Compared with normal stars and their steady brightness, brown dwarfs are dim and getting dimmer. Most of their light comes from the glow of hot gases compressed by gravitational contraction, a process that began with the star’s birth in an interstellar cloud. Although nuclear fusion may ignite in the star’s core, it never kicks in at full blast; the mass of the star and thus its internal pressure are just too small.

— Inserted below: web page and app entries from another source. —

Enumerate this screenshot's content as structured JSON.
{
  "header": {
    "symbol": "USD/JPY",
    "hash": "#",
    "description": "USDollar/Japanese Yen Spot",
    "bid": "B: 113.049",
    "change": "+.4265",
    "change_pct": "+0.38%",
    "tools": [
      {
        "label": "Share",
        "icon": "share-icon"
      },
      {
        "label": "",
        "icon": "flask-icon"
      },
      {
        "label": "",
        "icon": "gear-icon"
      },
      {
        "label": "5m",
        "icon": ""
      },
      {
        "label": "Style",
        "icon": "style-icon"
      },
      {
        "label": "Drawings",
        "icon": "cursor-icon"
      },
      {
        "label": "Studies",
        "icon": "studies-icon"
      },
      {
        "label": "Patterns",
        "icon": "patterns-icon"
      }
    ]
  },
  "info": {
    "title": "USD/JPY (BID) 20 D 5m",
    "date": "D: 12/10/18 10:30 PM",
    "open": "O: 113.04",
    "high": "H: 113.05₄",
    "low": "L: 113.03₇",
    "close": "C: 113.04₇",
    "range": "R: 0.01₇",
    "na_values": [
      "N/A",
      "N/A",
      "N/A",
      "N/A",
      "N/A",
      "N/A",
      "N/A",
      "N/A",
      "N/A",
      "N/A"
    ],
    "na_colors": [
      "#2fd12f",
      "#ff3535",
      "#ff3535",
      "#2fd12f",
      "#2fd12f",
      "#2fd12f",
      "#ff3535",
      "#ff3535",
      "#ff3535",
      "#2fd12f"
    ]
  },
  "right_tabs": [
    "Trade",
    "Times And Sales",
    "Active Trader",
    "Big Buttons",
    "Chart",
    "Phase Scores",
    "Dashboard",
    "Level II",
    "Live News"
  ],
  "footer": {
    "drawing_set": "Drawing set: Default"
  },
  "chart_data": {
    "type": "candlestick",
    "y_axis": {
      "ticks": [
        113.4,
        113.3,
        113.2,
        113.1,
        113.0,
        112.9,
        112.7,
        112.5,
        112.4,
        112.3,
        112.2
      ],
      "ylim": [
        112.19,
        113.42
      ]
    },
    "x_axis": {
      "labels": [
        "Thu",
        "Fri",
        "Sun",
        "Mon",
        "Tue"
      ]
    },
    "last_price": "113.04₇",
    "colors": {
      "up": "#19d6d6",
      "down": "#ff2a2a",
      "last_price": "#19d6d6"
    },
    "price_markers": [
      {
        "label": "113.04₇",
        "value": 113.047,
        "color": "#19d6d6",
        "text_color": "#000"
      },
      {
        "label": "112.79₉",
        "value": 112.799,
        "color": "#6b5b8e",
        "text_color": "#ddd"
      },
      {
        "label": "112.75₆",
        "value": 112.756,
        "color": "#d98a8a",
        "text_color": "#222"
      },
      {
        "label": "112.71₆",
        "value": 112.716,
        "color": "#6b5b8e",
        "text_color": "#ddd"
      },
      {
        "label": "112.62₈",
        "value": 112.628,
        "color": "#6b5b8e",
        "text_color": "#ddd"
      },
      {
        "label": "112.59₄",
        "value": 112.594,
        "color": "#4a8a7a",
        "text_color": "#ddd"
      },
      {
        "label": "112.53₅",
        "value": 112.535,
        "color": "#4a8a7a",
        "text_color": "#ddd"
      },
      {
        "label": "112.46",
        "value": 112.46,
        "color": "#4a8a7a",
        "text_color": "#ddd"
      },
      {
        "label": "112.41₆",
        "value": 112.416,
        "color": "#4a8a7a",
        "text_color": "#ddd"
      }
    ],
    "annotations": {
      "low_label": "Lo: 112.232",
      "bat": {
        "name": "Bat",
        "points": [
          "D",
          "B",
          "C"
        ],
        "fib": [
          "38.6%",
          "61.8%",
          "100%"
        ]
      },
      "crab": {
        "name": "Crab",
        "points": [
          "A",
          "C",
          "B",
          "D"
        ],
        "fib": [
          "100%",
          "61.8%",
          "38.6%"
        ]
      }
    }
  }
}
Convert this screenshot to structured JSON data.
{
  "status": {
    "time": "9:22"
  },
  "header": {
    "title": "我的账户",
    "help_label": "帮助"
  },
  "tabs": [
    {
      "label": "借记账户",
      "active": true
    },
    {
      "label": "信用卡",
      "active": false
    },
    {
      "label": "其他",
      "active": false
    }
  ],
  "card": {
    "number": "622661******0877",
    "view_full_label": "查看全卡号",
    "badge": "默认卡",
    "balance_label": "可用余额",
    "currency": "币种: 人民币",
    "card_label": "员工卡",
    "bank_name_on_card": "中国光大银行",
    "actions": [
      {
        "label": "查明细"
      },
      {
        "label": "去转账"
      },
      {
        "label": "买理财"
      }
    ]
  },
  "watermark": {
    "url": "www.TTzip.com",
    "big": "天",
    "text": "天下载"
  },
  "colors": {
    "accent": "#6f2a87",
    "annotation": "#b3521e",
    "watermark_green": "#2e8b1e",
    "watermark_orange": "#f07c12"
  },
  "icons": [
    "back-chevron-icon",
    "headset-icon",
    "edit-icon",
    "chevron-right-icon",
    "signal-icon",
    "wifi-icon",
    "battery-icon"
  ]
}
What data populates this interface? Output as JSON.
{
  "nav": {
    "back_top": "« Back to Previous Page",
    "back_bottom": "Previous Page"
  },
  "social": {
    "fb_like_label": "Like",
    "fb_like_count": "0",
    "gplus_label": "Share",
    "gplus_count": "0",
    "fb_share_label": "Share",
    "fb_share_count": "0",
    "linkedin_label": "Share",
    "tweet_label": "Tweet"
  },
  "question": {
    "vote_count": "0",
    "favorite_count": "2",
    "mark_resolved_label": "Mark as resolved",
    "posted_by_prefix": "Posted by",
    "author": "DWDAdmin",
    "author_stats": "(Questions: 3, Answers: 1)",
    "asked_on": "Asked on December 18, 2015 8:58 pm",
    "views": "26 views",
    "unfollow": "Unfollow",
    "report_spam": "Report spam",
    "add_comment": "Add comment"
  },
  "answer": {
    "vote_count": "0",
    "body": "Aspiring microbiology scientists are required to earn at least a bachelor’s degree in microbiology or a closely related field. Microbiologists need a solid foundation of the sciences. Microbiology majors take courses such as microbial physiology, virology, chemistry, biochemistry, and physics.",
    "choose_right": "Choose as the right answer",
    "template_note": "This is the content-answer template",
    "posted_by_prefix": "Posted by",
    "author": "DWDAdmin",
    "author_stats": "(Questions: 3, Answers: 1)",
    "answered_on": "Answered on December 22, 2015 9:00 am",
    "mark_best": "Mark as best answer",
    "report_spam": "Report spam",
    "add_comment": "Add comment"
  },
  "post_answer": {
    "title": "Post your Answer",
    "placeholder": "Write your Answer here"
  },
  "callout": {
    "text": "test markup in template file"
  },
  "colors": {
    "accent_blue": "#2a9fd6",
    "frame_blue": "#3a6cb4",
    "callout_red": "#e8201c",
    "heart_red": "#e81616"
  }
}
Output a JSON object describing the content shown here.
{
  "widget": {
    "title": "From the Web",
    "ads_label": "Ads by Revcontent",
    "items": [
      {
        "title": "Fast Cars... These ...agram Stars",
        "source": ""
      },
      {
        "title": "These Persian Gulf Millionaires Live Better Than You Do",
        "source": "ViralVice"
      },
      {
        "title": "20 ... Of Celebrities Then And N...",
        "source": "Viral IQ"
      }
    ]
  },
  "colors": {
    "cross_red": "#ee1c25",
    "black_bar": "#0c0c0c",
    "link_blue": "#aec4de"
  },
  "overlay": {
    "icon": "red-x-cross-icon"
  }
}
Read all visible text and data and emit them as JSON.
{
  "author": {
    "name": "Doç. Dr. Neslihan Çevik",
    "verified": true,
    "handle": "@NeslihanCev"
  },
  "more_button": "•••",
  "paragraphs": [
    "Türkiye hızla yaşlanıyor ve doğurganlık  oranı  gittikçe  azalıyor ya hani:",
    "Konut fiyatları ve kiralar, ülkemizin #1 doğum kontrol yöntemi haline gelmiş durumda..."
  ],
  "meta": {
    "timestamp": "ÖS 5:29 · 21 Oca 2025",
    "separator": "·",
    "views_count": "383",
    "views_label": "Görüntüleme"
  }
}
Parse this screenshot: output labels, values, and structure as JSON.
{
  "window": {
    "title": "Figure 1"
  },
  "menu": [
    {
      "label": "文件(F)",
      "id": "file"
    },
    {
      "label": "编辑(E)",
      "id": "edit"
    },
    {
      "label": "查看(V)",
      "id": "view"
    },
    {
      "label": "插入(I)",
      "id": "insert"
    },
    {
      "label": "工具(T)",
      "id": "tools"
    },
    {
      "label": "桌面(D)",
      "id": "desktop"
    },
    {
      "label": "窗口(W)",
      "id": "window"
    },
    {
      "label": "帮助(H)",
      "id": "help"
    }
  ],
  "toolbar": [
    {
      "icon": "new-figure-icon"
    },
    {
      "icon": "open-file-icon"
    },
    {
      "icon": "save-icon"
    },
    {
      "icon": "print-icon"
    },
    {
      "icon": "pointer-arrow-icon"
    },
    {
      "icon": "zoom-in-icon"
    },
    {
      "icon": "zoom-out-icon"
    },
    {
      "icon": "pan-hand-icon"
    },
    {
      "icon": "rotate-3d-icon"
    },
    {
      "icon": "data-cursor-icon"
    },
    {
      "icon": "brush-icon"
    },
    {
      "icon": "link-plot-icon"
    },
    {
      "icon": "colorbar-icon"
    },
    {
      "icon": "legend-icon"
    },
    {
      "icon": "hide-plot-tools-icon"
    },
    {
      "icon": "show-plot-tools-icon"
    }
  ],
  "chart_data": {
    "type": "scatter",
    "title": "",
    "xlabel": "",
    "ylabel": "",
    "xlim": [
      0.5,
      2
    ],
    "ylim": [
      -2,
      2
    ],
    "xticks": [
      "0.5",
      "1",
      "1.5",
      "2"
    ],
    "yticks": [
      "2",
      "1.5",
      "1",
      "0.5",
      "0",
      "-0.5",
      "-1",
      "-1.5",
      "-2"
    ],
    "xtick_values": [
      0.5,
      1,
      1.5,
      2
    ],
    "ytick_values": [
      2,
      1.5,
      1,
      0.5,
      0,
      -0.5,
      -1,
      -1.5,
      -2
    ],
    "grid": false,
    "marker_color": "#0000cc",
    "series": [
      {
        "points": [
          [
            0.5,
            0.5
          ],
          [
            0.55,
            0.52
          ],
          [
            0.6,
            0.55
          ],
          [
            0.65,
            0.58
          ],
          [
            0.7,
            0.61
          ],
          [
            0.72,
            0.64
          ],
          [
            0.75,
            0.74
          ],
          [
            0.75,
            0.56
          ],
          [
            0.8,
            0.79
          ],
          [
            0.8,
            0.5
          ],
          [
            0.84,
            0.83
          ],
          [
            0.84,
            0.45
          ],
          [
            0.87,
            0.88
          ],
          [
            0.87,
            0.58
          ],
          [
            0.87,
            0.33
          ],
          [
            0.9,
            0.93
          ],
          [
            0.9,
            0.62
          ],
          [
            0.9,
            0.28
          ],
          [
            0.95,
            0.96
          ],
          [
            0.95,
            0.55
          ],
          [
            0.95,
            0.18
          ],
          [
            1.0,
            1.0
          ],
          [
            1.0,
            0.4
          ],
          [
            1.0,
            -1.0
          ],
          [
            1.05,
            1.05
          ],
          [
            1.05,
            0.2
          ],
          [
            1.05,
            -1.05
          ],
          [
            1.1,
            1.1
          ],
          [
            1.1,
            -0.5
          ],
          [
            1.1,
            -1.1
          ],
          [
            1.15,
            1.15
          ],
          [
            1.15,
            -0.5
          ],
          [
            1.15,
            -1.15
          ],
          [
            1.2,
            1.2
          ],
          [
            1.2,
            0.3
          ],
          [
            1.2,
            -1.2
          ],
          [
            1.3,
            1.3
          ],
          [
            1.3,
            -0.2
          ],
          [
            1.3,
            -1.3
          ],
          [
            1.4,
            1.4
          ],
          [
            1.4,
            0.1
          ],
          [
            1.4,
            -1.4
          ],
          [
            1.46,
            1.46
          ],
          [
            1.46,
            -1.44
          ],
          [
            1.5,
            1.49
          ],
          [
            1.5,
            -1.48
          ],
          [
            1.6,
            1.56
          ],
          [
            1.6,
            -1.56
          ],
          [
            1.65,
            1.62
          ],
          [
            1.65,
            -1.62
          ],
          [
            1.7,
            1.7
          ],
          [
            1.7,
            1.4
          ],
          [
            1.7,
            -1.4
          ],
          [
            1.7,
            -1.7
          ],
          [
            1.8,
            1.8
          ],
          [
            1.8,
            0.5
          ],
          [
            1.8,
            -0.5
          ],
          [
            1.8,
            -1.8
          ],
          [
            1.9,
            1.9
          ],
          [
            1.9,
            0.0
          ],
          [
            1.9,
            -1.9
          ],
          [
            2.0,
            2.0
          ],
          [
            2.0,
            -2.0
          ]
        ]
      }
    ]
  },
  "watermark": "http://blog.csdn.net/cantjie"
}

Because it is so feeble, a brown dwarf tends to retain fragile elements like lithium that are quickly destroyed in normal stars--which makes the presence of lithium a good test of whether a small star is really a brown dwarf. Until 1995, no brown-dwarf candidate had passed the test. But in June, Gibor Basri of the University of California at Berkeley and his colleague Geoff Marcy (who later confirmed the 51 Peg finding) said they had found a brown-dwarf candidate in the Pleiades star cluster--PPL 15--that had lithium in its spectrum. The astronomers calculated the star’s mass to be 7.8 percent that of the sun, just on the boundary between brown dwarfs and proper stars. In August a group of European astronomers nominated another, fainter Pleiades object, Teide 1, as a more solid brown- dwarf candidate, with just 7 percent of the sun’s mass.
Finally, at the same October meeting in Florence at which the 51 Peg discovery was announced, Shri Kulkarni of Caltech reported that he’d found a star just 19 light-years away, GL229, that has a small, cool companion. The companion lies a bit farther from the star than Pluto is from the sun; it has a surface temperature of about 1400 degrees Fahrenheit, and its mass is 2 percent of the sun’s and 20 times Jupiter’s. Is it a very dwarfish dwarf or a very imposing planet? The prevailing opinion seemed to be that, as Basri put it, Kulkarni’s was the most super- duper brown dwarf yet.
All in all, brown dwarfs now seem to be officially here, although not in large enough numbers to account for much of the dark matter. The long-missing brown dwarfs, Basri concludes, have finally made their appearance.